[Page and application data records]
___

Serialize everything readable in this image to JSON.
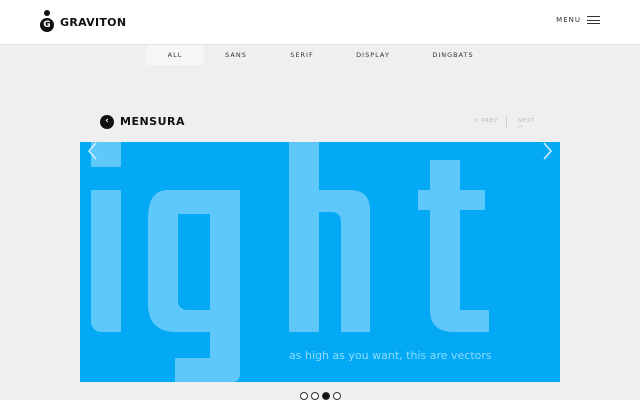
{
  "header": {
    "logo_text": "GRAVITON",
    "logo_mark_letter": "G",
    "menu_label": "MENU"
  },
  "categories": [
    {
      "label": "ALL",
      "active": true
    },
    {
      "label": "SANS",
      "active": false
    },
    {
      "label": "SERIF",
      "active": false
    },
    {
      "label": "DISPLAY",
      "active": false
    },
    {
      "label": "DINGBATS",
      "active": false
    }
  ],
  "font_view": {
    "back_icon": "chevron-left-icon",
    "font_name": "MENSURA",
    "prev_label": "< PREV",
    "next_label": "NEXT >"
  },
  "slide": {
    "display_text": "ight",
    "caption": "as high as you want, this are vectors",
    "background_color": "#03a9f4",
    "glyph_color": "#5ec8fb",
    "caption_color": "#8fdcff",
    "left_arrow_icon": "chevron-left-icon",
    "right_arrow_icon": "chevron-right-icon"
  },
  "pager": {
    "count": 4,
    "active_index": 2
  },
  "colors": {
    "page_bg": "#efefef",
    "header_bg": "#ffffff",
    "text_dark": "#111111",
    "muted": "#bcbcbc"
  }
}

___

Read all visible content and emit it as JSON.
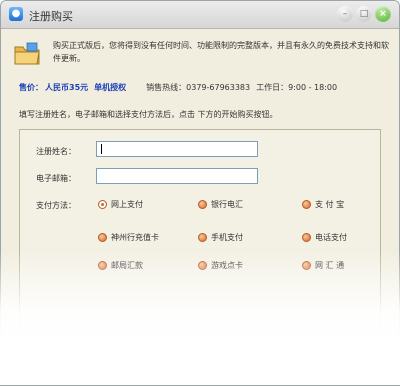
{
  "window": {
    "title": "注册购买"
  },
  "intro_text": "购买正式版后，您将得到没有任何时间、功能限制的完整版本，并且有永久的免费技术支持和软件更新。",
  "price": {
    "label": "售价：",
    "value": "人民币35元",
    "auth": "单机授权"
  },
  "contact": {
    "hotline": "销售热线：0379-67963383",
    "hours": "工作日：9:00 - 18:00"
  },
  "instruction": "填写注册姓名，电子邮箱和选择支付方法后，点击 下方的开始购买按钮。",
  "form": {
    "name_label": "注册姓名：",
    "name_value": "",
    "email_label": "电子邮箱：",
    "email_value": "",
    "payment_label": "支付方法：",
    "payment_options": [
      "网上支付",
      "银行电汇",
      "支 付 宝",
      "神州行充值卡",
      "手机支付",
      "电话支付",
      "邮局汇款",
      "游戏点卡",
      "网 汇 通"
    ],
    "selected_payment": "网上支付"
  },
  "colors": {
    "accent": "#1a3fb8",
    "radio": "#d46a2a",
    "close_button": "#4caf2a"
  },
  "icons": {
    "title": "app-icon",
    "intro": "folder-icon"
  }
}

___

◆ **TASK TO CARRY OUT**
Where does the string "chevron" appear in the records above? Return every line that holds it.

◆ **SOLUTION FOR THIS EXERCISE**
    "back_icon": "chevron-left-icon",
    "left_arrow_icon": "chevron-left-icon",
    "right_arrow_icon": "chevron-right-icon"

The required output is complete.